» **EXERCISE AIM**
When a line of the records contains "addresses", copy it.

-- PROVIDED DATA follows --

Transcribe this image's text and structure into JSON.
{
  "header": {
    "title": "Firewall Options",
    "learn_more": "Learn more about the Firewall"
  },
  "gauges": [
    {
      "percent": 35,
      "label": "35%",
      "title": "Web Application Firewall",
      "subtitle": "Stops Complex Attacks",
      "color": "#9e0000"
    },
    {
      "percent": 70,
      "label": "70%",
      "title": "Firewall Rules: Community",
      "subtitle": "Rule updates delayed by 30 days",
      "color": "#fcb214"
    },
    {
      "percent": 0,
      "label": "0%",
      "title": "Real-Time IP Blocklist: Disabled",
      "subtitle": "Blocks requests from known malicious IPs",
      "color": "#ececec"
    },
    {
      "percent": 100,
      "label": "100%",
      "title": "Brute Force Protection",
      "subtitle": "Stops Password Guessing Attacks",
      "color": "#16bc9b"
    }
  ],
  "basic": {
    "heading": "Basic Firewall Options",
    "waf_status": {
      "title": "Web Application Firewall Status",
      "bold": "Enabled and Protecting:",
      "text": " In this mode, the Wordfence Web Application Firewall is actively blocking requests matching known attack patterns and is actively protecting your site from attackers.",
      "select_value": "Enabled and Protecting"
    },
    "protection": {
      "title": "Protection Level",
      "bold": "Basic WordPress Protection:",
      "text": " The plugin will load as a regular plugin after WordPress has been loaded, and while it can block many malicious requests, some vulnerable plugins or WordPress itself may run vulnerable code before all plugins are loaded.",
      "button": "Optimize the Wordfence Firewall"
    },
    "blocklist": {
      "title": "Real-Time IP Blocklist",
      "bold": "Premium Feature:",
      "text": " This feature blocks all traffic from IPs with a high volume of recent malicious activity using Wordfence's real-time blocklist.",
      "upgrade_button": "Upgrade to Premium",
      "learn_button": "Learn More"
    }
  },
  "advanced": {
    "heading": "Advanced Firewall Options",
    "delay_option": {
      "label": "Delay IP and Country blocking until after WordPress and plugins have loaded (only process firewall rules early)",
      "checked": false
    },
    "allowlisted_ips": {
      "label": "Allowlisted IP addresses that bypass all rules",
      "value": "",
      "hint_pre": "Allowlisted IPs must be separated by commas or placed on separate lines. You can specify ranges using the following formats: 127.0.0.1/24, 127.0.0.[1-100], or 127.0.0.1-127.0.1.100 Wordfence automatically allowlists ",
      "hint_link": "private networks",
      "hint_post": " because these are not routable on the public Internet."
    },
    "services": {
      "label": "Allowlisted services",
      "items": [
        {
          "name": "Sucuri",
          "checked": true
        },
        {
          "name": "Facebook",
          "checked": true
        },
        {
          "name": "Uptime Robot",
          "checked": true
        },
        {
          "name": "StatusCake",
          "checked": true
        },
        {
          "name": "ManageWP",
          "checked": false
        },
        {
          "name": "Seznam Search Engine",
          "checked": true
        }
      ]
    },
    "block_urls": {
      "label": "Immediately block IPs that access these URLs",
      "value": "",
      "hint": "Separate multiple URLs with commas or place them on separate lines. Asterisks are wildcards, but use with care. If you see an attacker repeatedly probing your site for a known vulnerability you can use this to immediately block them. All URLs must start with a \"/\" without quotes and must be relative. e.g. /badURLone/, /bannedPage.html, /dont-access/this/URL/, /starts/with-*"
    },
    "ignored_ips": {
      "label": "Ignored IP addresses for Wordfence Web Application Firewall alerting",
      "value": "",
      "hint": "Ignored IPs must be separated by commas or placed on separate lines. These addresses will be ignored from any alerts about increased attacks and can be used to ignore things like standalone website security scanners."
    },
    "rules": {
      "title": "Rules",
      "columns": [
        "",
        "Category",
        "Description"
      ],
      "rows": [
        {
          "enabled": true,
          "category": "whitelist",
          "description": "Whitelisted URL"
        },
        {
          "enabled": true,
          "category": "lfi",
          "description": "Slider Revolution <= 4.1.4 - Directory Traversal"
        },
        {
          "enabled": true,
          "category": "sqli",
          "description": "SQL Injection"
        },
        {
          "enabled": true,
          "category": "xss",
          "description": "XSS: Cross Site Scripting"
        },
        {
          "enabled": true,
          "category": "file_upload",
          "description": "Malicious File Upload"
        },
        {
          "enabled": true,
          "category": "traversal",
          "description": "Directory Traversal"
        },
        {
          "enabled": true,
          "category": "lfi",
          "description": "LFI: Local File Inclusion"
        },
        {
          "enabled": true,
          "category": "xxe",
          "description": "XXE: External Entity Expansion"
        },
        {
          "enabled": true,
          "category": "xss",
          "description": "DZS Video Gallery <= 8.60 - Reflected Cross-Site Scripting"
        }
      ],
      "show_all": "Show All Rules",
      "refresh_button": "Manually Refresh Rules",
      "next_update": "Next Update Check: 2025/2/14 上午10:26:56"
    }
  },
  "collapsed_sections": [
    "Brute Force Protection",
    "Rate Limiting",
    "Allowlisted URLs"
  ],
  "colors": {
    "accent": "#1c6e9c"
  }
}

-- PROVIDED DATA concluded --
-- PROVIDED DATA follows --

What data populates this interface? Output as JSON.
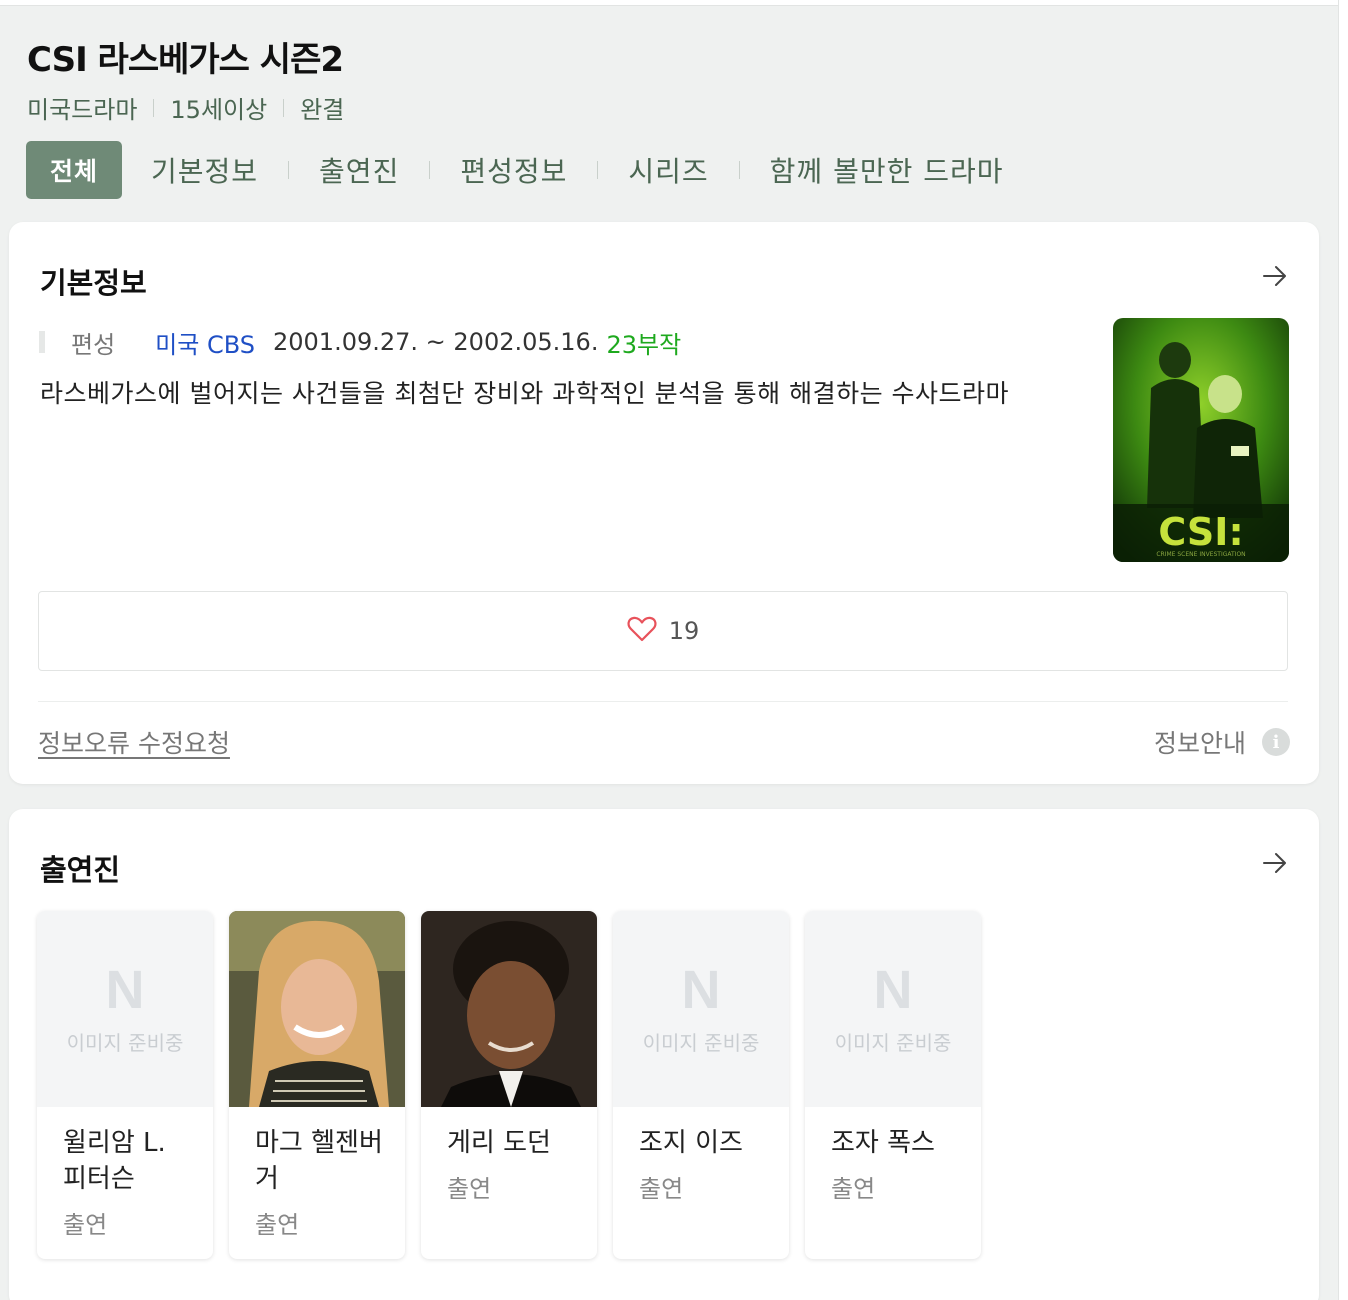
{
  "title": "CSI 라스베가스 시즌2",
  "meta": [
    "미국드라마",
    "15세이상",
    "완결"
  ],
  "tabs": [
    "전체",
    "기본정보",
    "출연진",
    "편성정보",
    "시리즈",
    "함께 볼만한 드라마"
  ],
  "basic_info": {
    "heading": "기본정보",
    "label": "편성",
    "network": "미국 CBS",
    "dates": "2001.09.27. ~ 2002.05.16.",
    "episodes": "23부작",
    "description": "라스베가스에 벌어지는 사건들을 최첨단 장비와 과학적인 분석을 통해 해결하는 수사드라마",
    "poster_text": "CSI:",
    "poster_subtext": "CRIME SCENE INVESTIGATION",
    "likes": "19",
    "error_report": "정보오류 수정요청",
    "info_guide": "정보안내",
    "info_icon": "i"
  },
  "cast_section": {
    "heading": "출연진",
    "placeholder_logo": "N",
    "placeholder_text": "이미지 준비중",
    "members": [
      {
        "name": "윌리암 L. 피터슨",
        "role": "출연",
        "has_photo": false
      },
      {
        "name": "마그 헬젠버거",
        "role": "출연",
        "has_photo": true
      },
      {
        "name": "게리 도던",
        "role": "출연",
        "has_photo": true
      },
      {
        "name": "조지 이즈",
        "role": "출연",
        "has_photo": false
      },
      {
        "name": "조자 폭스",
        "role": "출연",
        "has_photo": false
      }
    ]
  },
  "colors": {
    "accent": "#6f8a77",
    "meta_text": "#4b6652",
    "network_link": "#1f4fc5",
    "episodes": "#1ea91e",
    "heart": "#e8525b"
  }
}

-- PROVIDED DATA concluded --

» **RESULT BELOW**
      "label": "Allowlisted IP addresses that bypass all rules",
      "label": "Ignored IP addresses for Wordfence Web Application Firewall alerting",
      "hint": "Ignored IPs must be separated by commas or placed on separate lines. These addresses will be ignored from any alerts about increased attacks and can be used to ignore things like standalone website security scanners."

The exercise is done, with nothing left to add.